As an artist, I take materials seriously because they are the vehicles for my work. In my most recent series of collages, paper plays a large role because it serves as the foundation for each piece. The different collages lend themselves to subtly different paper colors and textures; I love tinkering with these aspects when deciding how to finish each one.
Here are some different colored and textured papers from a sample book I ordered from Talas:
In this post, I want to talk about two of my favorite papers: Somerset and Pescia.
I started using Somerset paper for large scale prints in college. At 250-300gsm (grams per square meter), this paper is substantial and provides an excellent base for multiple layers of ink. I’ve grown to love Somerset, especially because of it’s textured surface (woolen felts are used in the papermaking process to create the texture) so I have continued using it as the base for some of my current work. I especially love the Somerset Velvet black because it is such a rich shade; using a black base creates the high contrast I strive for in many of my pieces.
Here’s a detail shot of an unfinished collage on Somerset Velvet black paper. Notice how much contrast there is even between the darker strips of paper and the black background:
Somerset paper is made at St. Cuthberts Mill, in the ancient cathedral city of Wells in Southwest England. This mill has been making paper since the 1700s using one of the few remaining cylinder mould machines in the world.
Mould made papers tend have more dimensional and surface stability than paper made using Fourdrinier machines or by hand. This means that mould made paper will not change drastically when exposed to different temperatures or humidity. I dampen each sheet of paper before mounting collage elements on top, so dimensional stability is important to me. More on my process in a future post.
Here’s a great video from St. Cuthberts Mill showing how their paper is made - it’s clear that they take pride in their product from their intricate operation and careful inspection process:
Somerset paper is also acid free, lignin free, archival and pH neutral to alkaline. Lignin (pronounced lig-nin) is a naturally occurring chemical found in wood pulp that causes paper to turn yellow over time (think old newspaper). The lignin needs to be removed during the papermaking process in order for paper to be considered archival.
Another paper I’ve recently started using is called Pescia. This paper is made by the Magnani paper mill (Cartiera Magnani in Italian) in Italy. This mill has been operating since the 1400s and has become synonymous with high quality and luxury. In fact, Napoleon Bonaparte used Magnani paper wedding invitations for his marriage to Marie Louise, Archduchess of Austria, in 1810.
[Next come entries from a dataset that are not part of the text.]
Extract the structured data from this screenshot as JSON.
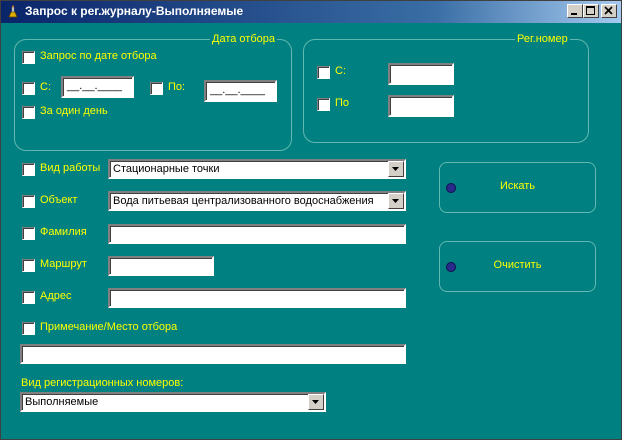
{
  "window": {
    "title": "Запрос к рег.журналу-Выполняемые",
    "icon": "lamp-icon"
  },
  "date_group": {
    "legend": "Дата отбора",
    "by_date_label": "Запрос по дате отбора",
    "from_label": "С:",
    "from_value": "__.__.____",
    "to_label": "По:",
    "to_value": "__.__.____",
    "one_day_label": "За один день"
  },
  "reg_group": {
    "legend": "Рег.номер",
    "from_label": "С:",
    "from_value": "",
    "to_label": "По",
    "to_value": ""
  },
  "fields": {
    "work_type_label": "Вид работы",
    "work_type_value": "Стационарные точки",
    "object_label": "Объект",
    "object_value": "Вода  питьевая централизованного водоснабжения",
    "surname_label": "Фамилия",
    "surname_value": "",
    "route_label": "Маршрут",
    "route_value": "",
    "address_label": "Адрес",
    "address_value": "",
    "note_label": "Примечание/Место отбора",
    "note_value": ""
  },
  "regnum_type": {
    "label": "Вид регистрационных номеров:",
    "value": "Выполняемые"
  },
  "buttons": {
    "search_label": "Искать",
    "clear_label": "Очистить"
  },
  "colors": {
    "background": "#008080",
    "label": "#ffff00",
    "title_bar": "#0a246a"
  }
}
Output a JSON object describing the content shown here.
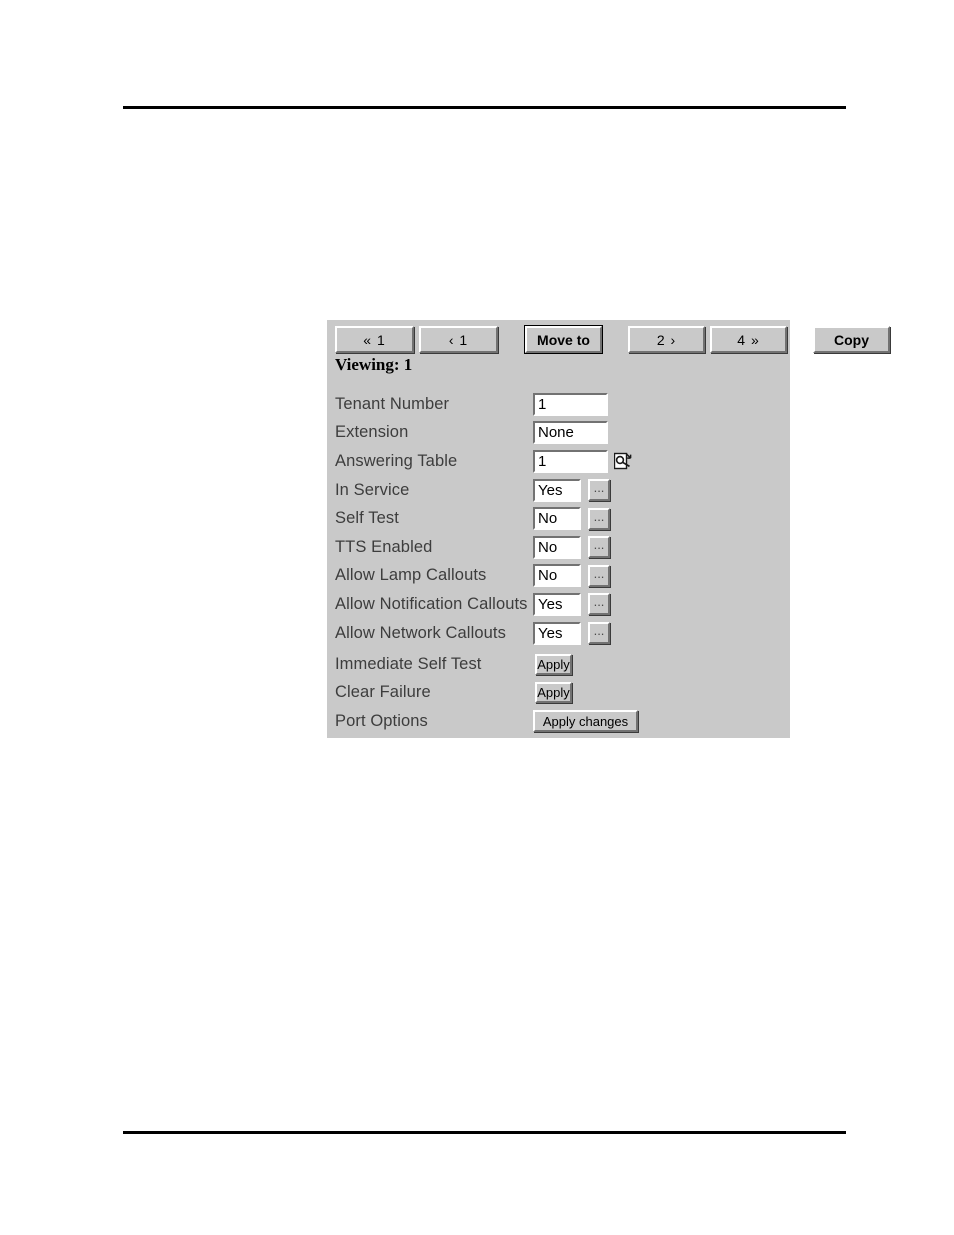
{
  "page": {
    "background_color": "#ffffff",
    "rule_color": "#000000"
  },
  "panel": {
    "background_color": "#c9c9c9",
    "viewing_label": "Viewing: 1"
  },
  "toolbar": {
    "first_label": "« 1",
    "prev_label": "‹ 1",
    "move_to_label": "Move to",
    "next_label": "2 ›",
    "last_label": "4 »",
    "copy_label": "Copy"
  },
  "form": {
    "ellipsis_label": "...",
    "rows": [
      {
        "label": "Tenant Number",
        "value": "1",
        "type": "text"
      },
      {
        "label": "Extension",
        "value": "None",
        "type": "text"
      },
      {
        "label": "Answering Table",
        "value": "1",
        "type": "text-lookup"
      },
      {
        "label": "In Service",
        "value": "Yes",
        "type": "picker"
      },
      {
        "label": "Self Test",
        "value": "No",
        "type": "picker"
      },
      {
        "label": "TTS Enabled",
        "value": "No",
        "type": "picker"
      },
      {
        "label": "Allow Lamp Callouts",
        "value": "No",
        "type": "picker"
      },
      {
        "label": "Allow Notification Callouts",
        "value": "Yes",
        "type": "picker"
      },
      {
        "label": "Allow Network Callouts",
        "value": "Yes",
        "type": "picker"
      }
    ]
  },
  "actions": {
    "rows": [
      {
        "label": "Immediate Self Test",
        "button": "Apply",
        "size": "small"
      },
      {
        "label": "Clear Failure",
        "button": "Apply",
        "size": "small"
      },
      {
        "label": "Port Options",
        "button": "Apply changes",
        "size": "wide"
      }
    ]
  },
  "icons": {
    "lookup": "lookup-cursor-icon"
  }
}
Like Somerset, Pescia paper is also mould made and it has a neutral pH, which contributes to its archival quality.
Though these papers are machine made, they are hand finished: the deckled, or torn, edges of the sheets are created by splitting larger sheets by hand (3:00 in video above.) The papers are also inspected and counted manually to ensure the highest quality product.
Using high quality paper is important to me because I want my work to stand the test of time. These mills have been making paper for centuries, so I know I can trust their products for my work. Are there any materials that you are especially passionate about?